- [ABOUT THIS TASK]: In the records below, find every line with the word "Setting" and copy it.

Top of SUPPLIED INFORMATION

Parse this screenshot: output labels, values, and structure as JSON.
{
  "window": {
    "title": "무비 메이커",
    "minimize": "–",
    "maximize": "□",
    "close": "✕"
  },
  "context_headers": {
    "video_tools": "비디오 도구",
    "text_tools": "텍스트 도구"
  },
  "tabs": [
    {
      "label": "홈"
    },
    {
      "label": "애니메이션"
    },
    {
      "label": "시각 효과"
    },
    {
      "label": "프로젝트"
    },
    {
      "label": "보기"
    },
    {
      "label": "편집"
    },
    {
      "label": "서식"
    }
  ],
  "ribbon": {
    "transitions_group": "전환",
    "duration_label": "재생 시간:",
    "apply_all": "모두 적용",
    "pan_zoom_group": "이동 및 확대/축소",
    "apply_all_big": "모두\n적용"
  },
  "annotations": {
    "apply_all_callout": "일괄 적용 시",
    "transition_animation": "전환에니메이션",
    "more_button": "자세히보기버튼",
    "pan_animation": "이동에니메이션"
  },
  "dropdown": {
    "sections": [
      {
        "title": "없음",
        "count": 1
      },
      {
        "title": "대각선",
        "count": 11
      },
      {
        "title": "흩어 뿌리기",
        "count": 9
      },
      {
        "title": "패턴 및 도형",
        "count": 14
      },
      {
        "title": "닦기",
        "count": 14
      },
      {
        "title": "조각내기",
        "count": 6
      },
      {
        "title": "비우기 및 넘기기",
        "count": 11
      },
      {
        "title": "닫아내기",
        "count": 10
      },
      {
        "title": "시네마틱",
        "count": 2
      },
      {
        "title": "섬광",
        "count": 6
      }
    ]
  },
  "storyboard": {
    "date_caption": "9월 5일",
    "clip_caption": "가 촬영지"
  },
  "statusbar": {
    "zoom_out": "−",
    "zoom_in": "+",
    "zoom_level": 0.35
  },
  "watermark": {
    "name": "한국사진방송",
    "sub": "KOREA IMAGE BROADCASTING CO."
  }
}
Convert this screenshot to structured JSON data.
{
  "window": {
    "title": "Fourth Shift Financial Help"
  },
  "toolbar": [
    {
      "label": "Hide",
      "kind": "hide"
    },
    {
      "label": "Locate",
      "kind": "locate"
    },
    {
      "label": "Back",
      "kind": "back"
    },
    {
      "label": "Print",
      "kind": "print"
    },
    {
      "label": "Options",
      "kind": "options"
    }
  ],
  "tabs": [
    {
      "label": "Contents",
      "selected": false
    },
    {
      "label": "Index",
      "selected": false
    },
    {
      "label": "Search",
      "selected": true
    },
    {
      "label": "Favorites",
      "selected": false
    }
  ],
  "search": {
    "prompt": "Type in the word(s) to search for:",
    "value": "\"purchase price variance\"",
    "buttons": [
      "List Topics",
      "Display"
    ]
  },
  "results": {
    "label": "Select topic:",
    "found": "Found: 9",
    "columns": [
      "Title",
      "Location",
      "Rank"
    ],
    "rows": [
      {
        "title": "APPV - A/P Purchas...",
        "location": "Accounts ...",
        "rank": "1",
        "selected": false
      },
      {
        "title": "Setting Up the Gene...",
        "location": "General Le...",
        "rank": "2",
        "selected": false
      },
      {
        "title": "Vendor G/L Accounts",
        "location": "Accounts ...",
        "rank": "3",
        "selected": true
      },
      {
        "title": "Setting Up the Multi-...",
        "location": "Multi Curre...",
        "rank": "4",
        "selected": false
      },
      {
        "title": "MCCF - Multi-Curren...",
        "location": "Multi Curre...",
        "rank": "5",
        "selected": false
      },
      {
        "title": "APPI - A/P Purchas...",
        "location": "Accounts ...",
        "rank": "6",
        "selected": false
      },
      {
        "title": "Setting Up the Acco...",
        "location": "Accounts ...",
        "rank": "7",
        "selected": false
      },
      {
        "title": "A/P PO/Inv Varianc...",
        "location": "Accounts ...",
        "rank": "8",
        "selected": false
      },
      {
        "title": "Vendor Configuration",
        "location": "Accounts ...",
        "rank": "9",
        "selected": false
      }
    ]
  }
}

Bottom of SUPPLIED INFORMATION

- [TASK SOLUTION]:
        "title": "Setting Up the Gene...",
        "title": "Setting Up the Multi-...",
        "title": "Setting Up the Acco...",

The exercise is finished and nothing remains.